In Mika LaVaque-Manty’s chapter, “In Being a Woman and other Disabilities”, he describes his theory of discrimination. He claims that discrimination is when someone is not given the right to meaningful participation and competition. Although movements such as Title IX have been passed, to make sure women receive the same athletic opportunities as men, there is still discrimination of women that takes place in sport today. The examples of this can range from the lack of interest in the WNBA as well as the National Women’s Soccer League (NWSL) to even girls being the last ones picked in a game of kickball during recess at an elementary school. Although women are given equal opportunities, they do not receive the same amount of support or spectators as men’s sports. This can make women’s sports seem less important, and makes the participation in each sport seem less meaningful. Read More
A week ago we watched a short video made by National Geographic profiling the rock climber Alex Honnold and his tremendous ability. The baby-faced 29 year old is shown climbing the Half Dome of Yosemite without ropes or any other equipment, a feat never done in recorded history. The crew of National Geographic seamlessly tapes his ascent of one of the hardest walls in the world, showcasing his superhuman talent. However, this video does no justice. Mark Jenkins, the National Geographic writer on assignment to cover Alex, compares Honnold to Michael Jordan, who is debatably the best basketball player to ever live. This is like comparing Reggie Bush to Bo Jackson, or Belgian soccer player Edin Hazard to Pele; or in other words, a terrible comparison. Alex Honnold is truly incomparable to the rest of the climbing world. Read More
Growing up in Western Michigan, Julie Krone looked up to a male athlete for the majority of her young life. Krone was a thoroughbred jockey, and she wished for nothing more than to have as successful and meaningful of a career as the male thoroughbred jockey, Steve Cauthen. She chased her dream when she went to Florida where she debuted at Tampa Bay downs. Two weeks later, Julie won her first race, finally making a name for herself. Then in 1993, Julie did something amazing for women in sports. Julie won the Belmont Stakes, becoming the first women to win this race. When her career came to an end, she was inducted her into the National Museum of Racing and Hall of Fame, the National Women’s Hall of Fame, and the Cowgirl Hall of Fame.

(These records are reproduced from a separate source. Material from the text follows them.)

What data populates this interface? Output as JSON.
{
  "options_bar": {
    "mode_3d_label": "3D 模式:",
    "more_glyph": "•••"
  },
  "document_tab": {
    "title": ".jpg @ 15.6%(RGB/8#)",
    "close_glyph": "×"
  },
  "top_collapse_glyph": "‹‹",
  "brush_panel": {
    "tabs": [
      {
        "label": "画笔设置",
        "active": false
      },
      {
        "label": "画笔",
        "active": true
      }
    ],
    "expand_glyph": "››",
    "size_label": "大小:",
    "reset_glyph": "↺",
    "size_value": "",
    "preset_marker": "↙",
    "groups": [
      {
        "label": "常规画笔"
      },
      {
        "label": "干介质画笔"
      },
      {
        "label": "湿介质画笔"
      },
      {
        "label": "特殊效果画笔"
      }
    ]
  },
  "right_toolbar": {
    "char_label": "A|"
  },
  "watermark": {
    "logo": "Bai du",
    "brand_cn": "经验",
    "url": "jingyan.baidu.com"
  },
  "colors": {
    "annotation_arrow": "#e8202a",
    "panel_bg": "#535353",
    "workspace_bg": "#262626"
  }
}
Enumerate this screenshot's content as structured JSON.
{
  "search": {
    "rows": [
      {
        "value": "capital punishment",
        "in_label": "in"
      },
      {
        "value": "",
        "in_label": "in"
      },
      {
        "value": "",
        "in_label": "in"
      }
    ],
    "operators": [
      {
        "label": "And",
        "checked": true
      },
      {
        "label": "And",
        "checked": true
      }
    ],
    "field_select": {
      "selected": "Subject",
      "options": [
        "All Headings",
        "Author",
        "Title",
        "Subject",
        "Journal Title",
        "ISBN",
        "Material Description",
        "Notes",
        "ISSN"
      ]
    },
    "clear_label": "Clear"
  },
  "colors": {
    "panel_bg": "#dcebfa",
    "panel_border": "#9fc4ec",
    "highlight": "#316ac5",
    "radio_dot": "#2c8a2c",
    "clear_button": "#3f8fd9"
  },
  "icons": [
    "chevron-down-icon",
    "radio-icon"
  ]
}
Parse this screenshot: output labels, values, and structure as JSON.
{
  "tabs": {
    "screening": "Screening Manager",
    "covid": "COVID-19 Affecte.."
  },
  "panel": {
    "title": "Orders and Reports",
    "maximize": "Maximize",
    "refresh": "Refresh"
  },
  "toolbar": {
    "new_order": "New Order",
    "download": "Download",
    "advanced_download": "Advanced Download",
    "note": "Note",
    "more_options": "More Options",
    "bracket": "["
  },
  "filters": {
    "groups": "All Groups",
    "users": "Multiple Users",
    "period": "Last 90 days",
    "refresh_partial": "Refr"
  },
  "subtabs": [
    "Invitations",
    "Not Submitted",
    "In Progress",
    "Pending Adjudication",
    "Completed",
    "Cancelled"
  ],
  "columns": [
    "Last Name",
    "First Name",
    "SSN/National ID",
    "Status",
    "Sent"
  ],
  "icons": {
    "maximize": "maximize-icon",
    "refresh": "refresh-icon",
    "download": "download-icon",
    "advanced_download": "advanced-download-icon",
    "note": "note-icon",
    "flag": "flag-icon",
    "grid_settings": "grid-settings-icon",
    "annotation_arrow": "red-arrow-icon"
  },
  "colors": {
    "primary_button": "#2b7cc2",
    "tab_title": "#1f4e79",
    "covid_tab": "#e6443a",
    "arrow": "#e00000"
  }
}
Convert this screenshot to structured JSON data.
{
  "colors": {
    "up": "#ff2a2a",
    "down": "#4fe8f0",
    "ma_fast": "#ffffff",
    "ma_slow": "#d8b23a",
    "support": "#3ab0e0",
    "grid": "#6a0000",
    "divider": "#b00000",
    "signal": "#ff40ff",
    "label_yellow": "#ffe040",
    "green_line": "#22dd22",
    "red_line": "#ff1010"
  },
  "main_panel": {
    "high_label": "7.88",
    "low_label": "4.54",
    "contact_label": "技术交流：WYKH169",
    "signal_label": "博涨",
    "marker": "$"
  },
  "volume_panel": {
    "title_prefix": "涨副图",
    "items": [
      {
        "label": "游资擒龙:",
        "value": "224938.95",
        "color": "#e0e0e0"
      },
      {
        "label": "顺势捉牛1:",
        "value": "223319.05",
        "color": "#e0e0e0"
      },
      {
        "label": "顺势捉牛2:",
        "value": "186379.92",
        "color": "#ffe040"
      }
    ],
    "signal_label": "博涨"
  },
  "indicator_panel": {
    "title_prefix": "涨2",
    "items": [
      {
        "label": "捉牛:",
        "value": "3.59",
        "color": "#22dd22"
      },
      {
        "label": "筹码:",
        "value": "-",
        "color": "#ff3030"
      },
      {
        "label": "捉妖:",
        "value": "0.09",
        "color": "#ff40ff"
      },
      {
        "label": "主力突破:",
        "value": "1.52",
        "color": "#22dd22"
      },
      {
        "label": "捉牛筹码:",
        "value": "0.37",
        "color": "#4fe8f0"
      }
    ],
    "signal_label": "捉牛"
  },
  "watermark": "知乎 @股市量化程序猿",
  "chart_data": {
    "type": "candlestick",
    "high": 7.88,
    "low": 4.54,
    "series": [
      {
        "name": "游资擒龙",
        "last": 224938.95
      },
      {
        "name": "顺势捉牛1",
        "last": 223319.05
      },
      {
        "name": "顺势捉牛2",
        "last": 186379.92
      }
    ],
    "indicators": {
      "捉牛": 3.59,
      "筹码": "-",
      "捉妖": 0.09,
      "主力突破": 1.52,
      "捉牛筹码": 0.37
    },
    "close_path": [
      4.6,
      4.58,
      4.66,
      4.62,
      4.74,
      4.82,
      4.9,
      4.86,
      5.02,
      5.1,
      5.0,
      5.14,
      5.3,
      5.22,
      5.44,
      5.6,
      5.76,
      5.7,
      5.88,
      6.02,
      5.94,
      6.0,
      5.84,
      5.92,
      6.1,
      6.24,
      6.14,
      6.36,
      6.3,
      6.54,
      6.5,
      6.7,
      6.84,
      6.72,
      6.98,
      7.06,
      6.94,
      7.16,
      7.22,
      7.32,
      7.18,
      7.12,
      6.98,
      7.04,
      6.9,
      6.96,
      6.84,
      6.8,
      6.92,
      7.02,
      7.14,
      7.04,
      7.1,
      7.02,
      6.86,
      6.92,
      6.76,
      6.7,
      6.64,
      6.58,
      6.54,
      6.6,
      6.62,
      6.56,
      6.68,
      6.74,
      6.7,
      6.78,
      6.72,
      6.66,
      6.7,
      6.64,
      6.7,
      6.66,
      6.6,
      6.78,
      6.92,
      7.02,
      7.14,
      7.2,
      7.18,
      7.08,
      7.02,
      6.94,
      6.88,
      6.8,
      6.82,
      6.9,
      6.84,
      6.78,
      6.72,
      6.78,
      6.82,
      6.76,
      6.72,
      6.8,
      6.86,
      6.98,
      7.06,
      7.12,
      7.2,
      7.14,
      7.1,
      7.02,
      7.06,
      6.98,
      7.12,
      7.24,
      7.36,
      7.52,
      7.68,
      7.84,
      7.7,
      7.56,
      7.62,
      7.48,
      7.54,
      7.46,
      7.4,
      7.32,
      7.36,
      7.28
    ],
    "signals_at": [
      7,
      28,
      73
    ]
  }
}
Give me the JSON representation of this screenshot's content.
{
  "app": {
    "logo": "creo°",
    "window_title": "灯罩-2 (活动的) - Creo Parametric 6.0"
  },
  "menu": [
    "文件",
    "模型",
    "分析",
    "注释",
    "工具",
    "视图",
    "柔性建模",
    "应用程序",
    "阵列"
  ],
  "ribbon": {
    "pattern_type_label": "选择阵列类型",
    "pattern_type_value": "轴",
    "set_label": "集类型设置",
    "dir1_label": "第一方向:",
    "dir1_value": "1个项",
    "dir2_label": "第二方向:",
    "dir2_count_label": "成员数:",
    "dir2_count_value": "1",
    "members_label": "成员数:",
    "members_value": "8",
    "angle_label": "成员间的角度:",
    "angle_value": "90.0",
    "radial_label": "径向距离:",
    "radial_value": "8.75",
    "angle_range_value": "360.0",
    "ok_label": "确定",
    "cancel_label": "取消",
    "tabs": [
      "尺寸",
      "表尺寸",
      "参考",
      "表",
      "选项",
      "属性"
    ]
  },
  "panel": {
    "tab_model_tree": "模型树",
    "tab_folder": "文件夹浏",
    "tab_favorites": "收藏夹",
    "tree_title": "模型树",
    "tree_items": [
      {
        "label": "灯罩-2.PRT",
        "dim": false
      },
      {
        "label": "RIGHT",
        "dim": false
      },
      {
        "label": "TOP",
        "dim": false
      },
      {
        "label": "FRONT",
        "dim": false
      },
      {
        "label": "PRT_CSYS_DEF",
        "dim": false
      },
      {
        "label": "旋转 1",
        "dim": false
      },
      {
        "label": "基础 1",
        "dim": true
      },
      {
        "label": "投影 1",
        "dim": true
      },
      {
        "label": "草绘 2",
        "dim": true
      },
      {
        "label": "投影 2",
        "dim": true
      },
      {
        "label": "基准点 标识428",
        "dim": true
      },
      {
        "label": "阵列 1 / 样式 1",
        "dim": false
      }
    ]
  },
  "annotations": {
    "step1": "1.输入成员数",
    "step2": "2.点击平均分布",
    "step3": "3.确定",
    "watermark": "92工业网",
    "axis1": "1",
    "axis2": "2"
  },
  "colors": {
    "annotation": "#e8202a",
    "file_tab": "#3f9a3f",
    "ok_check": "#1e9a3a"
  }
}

A week ago, I was asked on the reading quiz about the first thing that came to my mind when I heard the word “football”. It wasn’t surprising that I talked about the big hits, crazy Hail-Mary’s, last minute game clinchers, and all the things that make football exciting. These aspects have shaped our perception of football and arguably have made football much more exciting to play and watch.
That question was linked to the article about the changing rules and regulations in the NFL by Marc Tracy. His article emphasized three very controversial rule changes that not only caused quite the uproar in the football community but asked an important question as well: at what point do regulations, which unquestionably have a good intent, begin to adversely affect both playing and watching sports? This got me thinking…